Mentions: Estimated neural responses shown in Fig. 9 show that during motor imagery, neural activity in M1 is significantly reduced, while neural activity in SMA is relatively consistent, compared with activity during motor execution. These results correspond to the findings of previous fMRI studies which have shown that M1 is more active during motor execution, while lateral SMA is more involved in motor imagery (Kasess et al., 2008; Gerardin et al., 2000).


Dynamic causal modelling for functional near-infrared spectroscopy.

Tak S, Kempny AM, Friston KJ, Leff AP, Penny WD - Neuroimage (2015)

Estimated neural responses (z). During motor imagery, neural activity in primary motor cortex (M1) is significantly reduced, while neural activity in supplementary motor area (SMA) is relatively consistent, compared with activity during motor execution. The solid black line indicates the task period (5 s).
© Copyright Policy - CC BY-NC-ND
Related In: Results  -  Collection

License
Show All Figures
getmorefigures.php?uid=PMC4401444&req=5

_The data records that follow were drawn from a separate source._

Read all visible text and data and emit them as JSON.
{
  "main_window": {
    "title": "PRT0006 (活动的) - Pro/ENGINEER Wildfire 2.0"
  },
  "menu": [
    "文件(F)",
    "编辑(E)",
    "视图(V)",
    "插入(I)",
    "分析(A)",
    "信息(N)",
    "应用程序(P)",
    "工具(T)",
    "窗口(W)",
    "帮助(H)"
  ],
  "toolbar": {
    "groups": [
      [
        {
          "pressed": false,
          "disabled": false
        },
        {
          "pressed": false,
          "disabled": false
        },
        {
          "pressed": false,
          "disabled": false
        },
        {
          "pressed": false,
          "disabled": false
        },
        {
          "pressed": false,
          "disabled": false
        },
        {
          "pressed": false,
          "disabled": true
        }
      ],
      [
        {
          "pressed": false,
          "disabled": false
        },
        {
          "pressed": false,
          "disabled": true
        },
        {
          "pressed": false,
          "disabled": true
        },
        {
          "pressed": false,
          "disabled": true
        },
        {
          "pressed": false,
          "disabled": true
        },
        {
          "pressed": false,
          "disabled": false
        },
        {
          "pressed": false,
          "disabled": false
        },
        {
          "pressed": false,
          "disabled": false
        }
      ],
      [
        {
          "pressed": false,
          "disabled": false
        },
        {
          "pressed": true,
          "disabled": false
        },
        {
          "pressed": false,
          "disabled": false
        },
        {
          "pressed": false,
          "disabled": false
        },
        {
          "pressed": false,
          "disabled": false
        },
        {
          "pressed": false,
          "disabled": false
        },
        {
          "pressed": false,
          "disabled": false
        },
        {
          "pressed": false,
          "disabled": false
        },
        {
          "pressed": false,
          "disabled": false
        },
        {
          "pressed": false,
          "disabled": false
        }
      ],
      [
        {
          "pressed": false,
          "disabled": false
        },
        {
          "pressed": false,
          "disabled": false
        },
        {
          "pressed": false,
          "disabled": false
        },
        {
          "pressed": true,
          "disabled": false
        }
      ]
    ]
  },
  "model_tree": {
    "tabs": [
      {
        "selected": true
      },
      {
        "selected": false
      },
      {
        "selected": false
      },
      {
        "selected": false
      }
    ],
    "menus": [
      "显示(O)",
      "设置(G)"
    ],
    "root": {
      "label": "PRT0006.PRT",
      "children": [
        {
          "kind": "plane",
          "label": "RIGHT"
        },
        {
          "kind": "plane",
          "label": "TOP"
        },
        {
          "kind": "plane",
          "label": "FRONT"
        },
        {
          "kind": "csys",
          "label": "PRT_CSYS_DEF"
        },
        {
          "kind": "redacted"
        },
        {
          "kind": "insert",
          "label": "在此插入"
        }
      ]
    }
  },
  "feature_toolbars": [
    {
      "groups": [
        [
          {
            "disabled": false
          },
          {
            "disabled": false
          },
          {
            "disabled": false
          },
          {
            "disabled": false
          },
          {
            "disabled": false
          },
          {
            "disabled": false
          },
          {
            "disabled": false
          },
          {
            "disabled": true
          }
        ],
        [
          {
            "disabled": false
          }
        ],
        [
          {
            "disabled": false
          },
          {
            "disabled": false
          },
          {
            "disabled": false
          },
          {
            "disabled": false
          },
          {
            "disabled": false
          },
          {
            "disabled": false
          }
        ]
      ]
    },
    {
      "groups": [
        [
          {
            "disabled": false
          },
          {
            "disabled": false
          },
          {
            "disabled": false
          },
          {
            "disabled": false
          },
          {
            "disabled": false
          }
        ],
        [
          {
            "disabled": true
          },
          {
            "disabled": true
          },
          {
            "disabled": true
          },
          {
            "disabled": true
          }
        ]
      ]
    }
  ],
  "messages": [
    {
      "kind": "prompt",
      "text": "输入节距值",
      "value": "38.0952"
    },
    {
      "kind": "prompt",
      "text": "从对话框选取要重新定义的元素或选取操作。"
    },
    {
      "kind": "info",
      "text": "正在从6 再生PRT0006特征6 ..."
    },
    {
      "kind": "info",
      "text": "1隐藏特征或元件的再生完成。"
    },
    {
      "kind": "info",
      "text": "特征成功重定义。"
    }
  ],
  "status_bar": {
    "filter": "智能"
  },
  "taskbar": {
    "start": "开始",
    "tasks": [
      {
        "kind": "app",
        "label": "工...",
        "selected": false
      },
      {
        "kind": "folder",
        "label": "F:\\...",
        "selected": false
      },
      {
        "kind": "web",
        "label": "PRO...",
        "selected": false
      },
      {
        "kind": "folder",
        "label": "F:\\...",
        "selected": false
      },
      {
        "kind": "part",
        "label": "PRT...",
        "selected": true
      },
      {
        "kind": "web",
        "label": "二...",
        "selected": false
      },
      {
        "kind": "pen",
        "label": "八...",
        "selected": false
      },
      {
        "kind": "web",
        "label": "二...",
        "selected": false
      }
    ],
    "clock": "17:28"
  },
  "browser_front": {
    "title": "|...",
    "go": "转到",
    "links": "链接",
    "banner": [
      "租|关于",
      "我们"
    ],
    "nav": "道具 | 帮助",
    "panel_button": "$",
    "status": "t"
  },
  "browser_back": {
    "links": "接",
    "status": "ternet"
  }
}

f0045: Estimated neural responses (z). During motor imagery, neural activity in primary motor cortex (M1) is significantly reduced, while neural activity in supplementary motor area (SMA) is relatively consistent, compared with activity during motor execution. The solid black line indicates the task period (5 s).
Mentions: Estimated neural responses shown in Fig. 9 show that during motor imagery, neural activity in M1 is significantly reduced, while neural activity in SMA is relatively consistent, compared with activity during motor execution. These results correspond to the findings of previous fMRI studies which have shown that M1 is more active during motor execution, while lateral SMA is more involved in motor imagery (Kasess et al., 2008; Gerardin et al., 2000).

Bottom Line: Specifically, we present a generative model of how observed fNIRS data are caused by interactions among hidden neuronal states.Inversion of this generative model, using an established Bayesian framework (variational Laplace), then enables inference about changes in directed connectivity at the neuronal level.Using experimental data acquired during motor imagery and motor execution tasks, we show that directed (i.e., effective) connectivity from the supplementary motor area to the primary motor cortex is negatively modulated by motor imagery, and this suppressive influence causes reduced activity in the primary motor cortex during motor imagery.

View Article: PubMed Central - PubMed

Affiliation: Wellcome Trust Centre for Neuroimaging, University College London, 12 Queen Square, London WC1N 3BG, UK. Electronic address: s.tak@ucl.ac.uk.

No MeSH data available.